ACTIVITY » Repeat all the records exactly, omitting pictures.

::: DATA IN THIS EXERCISE :::

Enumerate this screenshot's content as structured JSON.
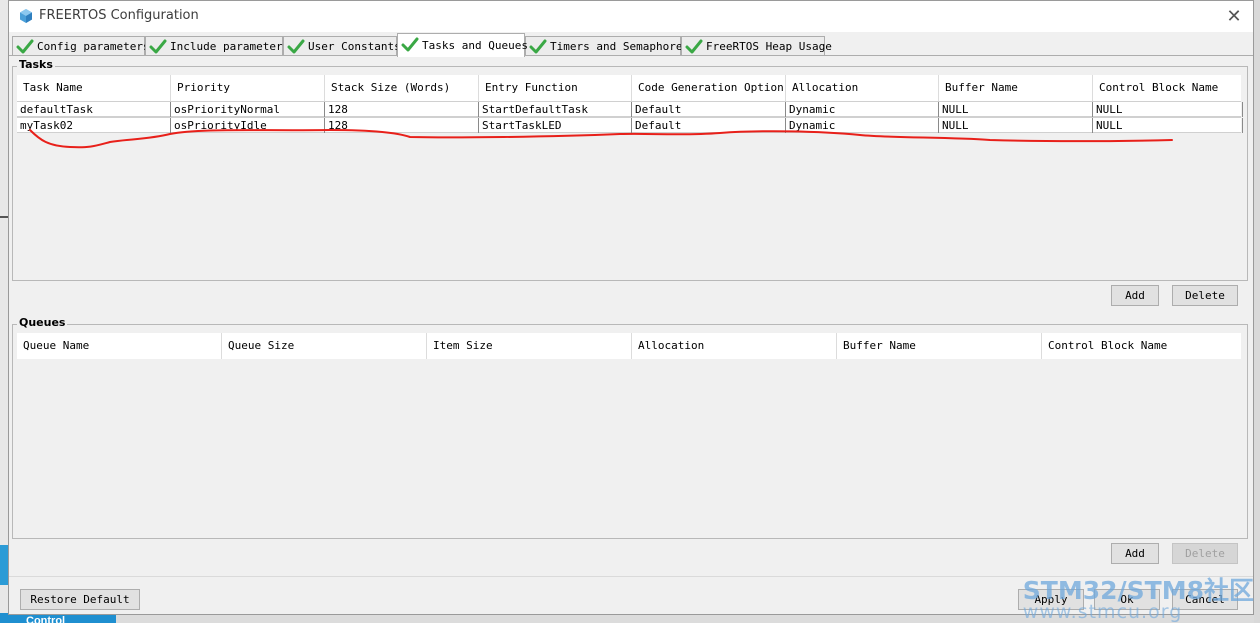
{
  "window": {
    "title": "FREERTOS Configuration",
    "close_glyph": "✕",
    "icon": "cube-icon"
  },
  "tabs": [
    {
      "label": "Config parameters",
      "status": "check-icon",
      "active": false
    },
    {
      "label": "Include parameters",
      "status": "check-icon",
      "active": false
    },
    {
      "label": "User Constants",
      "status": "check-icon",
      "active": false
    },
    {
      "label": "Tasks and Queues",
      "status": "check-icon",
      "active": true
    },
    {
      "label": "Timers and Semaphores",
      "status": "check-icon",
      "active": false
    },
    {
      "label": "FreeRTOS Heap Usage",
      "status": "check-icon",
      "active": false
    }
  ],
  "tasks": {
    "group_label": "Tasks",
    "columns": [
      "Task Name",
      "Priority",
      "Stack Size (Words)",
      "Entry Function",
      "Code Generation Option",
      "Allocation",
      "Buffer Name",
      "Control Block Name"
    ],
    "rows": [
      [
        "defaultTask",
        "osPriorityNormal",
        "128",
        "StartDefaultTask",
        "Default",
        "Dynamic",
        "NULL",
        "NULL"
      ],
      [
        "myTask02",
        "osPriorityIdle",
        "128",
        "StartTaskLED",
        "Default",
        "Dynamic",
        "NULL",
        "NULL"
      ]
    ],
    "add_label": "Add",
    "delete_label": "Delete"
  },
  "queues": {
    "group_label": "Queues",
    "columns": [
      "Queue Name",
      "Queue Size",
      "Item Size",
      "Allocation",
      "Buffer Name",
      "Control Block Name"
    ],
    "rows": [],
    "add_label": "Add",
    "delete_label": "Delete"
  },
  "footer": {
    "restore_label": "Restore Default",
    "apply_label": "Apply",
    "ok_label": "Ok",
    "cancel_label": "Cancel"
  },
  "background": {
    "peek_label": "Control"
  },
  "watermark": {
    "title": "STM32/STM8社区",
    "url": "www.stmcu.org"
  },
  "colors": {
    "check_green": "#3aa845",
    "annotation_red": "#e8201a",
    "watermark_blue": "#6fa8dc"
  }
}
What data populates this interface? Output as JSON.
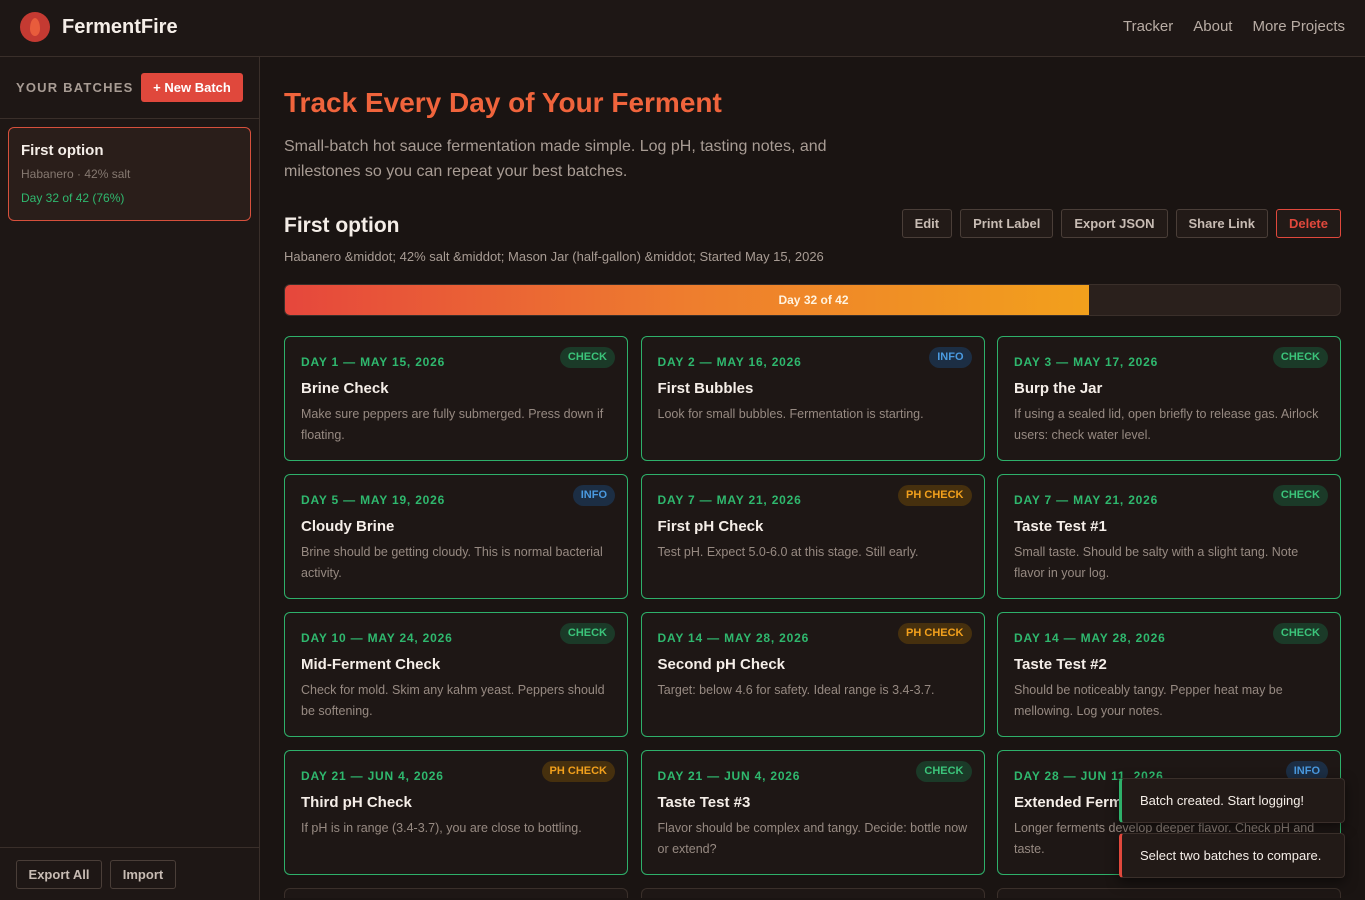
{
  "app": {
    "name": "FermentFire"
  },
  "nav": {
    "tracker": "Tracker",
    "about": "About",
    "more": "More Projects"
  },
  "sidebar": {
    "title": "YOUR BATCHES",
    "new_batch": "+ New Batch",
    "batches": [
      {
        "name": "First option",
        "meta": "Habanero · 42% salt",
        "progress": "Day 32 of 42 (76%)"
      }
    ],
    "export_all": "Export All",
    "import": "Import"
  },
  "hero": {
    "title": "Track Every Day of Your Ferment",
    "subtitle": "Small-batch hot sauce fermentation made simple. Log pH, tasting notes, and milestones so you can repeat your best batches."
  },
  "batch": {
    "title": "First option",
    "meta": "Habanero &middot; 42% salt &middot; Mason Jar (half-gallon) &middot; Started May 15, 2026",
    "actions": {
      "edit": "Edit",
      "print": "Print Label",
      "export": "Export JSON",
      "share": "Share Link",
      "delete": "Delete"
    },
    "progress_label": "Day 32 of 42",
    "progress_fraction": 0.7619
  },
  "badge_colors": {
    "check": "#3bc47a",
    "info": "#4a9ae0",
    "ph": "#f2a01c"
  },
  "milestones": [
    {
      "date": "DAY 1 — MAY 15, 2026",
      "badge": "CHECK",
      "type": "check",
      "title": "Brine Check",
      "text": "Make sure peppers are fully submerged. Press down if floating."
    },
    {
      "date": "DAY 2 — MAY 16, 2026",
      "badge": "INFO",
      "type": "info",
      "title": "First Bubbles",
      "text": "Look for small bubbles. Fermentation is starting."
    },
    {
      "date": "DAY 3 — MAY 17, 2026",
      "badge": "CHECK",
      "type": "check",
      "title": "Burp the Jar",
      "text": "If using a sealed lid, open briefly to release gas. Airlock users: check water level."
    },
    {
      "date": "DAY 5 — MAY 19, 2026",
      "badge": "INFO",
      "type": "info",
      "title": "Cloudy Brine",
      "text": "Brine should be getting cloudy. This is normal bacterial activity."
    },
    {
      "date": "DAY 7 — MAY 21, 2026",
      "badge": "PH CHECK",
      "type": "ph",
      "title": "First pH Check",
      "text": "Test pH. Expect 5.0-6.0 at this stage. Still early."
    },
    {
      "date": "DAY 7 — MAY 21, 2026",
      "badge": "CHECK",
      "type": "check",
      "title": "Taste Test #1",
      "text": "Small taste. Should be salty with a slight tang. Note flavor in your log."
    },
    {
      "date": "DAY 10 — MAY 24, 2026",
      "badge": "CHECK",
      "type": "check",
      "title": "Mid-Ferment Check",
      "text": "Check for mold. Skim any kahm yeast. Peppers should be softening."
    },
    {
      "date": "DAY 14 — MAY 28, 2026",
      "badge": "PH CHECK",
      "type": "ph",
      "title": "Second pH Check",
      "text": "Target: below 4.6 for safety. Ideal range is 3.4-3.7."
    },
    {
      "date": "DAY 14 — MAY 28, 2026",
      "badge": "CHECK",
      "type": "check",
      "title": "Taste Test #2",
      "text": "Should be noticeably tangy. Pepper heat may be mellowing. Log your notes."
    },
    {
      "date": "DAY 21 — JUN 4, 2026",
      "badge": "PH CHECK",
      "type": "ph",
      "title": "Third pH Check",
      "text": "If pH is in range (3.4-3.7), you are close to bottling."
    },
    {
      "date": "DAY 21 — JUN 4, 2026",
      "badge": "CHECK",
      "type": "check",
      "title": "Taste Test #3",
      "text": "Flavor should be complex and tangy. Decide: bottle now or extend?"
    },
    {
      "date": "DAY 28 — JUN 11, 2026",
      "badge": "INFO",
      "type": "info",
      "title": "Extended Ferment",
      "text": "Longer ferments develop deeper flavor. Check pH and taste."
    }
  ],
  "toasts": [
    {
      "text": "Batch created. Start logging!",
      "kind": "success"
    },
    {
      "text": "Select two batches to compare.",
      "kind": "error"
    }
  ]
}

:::

ANSWER TO THIS PROBLEM »
Enumerate this screenshot's content as structured JSON.
{
  "window": {
    "title": "FREERTOS Configuration",
    "close_glyph": "✕",
    "icon": "cube-icon"
  },
  "tabs": [
    {
      "label": "Config parameters",
      "status": "check-icon",
      "active": false
    },
    {
      "label": "Include parameters",
      "status": "check-icon",
      "active": false
    },
    {
      "label": "User Constants",
      "status": "check-icon",
      "active": false
    },
    {
      "label": "Tasks and Queues",
      "status": "check-icon",
      "active": true
    },
    {
      "label": "Timers and Semaphores",
      "status": "check-icon",
      "active": false
    },
    {
      "label": "FreeRTOS Heap Usage",
      "status": "check-icon",
      "active": false
    }
  ],
  "tasks": {
    "group_label": "Tasks",
    "columns": [
      "Task Name",
      "Priority",
      "Stack Size (Words)",
      "Entry Function",
      "Code Generation Option",
      "Allocation",
      "Buffer Name",
      "Control Block Name"
    ],
    "rows": [
      [
        "defaultTask",
        "osPriorityNormal",
        "128",
        "StartDefaultTask",
        "Default",
        "Dynamic",
        "NULL",
        "NULL"
      ],
      [
        "myTask02",
        "osPriorityIdle",
        "128",
        "StartTaskLED",
        "Default",
        "Dynamic",
        "NULL",
        "NULL"
      ]
    ],
    "add_label": "Add",
    "delete_label": "Delete"
  },
  "queues": {
    "group_label": "Queues",
    "columns": [
      "Queue Name",
      "Queue Size",
      "Item Size",
      "Allocation",
      "Buffer Name",
      "Control Block Name"
    ],
    "rows": [],
    "add_label": "Add",
    "delete_label": "Delete"
  },
  "footer": {
    "restore_label": "Restore Default",
    "apply_label": "Apply",
    "ok_label": "Ok",
    "cancel_label": "Cancel"
  },
  "background": {
    "peek_label": "Control"
  },
  "watermark": {
    "title": "STM32/STM8社区",
    "url": "www.stmcu.org"
  },
  "colors": {
    "check_green": "#3aa845",
    "annotation_red": "#e8201a",
    "watermark_blue": "#6fa8dc"
  }
}
What data populates this interface? Output as JSON.
{
  "app": {
    "name": "FermentFire"
  },
  "nav": {
    "tracker": "Tracker",
    "about": "About",
    "more": "More Projects"
  },
  "sidebar": {
    "title": "YOUR BATCHES",
    "new_batch": "+ New Batch",
    "batches": [
      {
        "name": "First option",
        "meta": "Habanero · 42% salt",
        "progress": "Day 32 of 42 (76%)"
      }
    ],
    "export_all": "Export All",
    "import": "Import"
  },
  "hero": {
    "title": "Track Every Day of Your Ferment",
    "subtitle": "Small-batch hot sauce fermentation made simple. Log pH, tasting notes, and milestones so you can repeat your best batches."
  },
  "batch": {
    "title": "First option",
    "meta": "Habanero &middot; 42% salt &middot; Mason Jar (half-gallon) &middot; Started May 15, 2026",
    "actions": {
      "edit": "Edit",
      "print": "Print Label",
      "export": "Export JSON",
      "share": "Share Link",
      "delete": "Delete"
    },
    "progress_label": "Day 32 of 42",
    "progress_fraction": 0.7619
  },
  "badge_colors": {
    "check": "#3bc47a",
    "info": "#4a9ae0",
    "ph": "#f2a01c"
  },
  "milestones": [
    {
      "date": "DAY 1 — MAY 15, 2026",
      "badge": "CHECK",
      "type": "check",
      "title": "Brine Check",
      "text": "Make sure peppers are fully submerged. Press down if floating."
    },
    {
      "date": "DAY 2 — MAY 16, 2026",
      "badge": "INFO",
      "type": "info",
      "title": "First Bubbles",
      "text": "Look for small bubbles. Fermentation is starting."
    },
    {
      "date": "DAY 3 — MAY 17, 2026",
      "badge": "CHECK",
      "type": "check",
      "title": "Burp the Jar",
      "text": "If using a sealed lid, open briefly to release gas. Airlock users: check water level."
    },
    {
      "date": "DAY 5 — MAY 19, 2026",
      "badge": "INFO",
      "type": "info",
      "title": "Cloudy Brine",
      "text": "Brine should be getting cloudy. This is normal bacterial activity."
    },
    {
      "date": "DAY 7 — MAY 21, 2026",
      "badge": "PH CHECK",
      "type": "ph",
      "title": "First pH Check",
      "text": "Test pH. Expect 5.0-6.0 at this stage. Still early."
    },
    {
      "date": "DAY 7 — MAY 21, 2026",
      "badge": "CHECK",
      "type": "check",
      "title": "Taste Test #1",
      "text": "Small taste. Should be salty with a slight tang. Note flavor in your log."
    },
    {
      "date": "DAY 10 — MAY 24, 2026",
      "badge": "CHECK",
      "type": "check",
      "title": "Mid-Ferment Check",
      "text": "Check for mold. Skim any kahm yeast. Peppers should be softening."
    },
    {
      "date": "DAY 14 — MAY 28, 2026",
      "badge": "PH CHECK",
      "type": "ph",
      "title": "Second pH Check",
      "text": "Target: below 4.6 for safety. Ideal range is 3.4-3.7."
    },
    {
      "date": "DAY 14 — MAY 28, 2026",
      "badge": "CHECK",
      "type": "check",
      "title": "Taste Test #2",
      "text": "Should be noticeably tangy. Pepper heat may be mellowing. Log your notes."
    },
    {
      "date": "DAY 21 — JUN 4, 2026",
      "badge": "PH CHECK",
      "type": "ph",
      "title": "Third pH Check",
      "text": "If pH is in range (3.4-3.7), you are close to bottling."
    },
    {
      "date": "DAY 21 — JUN 4, 2026",
      "badge": "CHECK",
      "type": "check",
      "title": "Taste Test #3",
      "text": "Flavor should be complex and tangy. Decide: bottle now or extend?"
    },
    {
      "date": "DAY 28 — JUN 11, 2026",
      "badge": "INFO",
      "type": "info",
      "title": "Extended Ferment",
      "text": "Longer ferments develop deeper flavor. Check pH and taste."
    }
  ],
  "toasts": [
    {
      "text": "Batch created. Start logging!",
      "kind": "success"
    },
    {
      "text": "Select two batches to compare.",
      "kind": "error"
    }
  ]
}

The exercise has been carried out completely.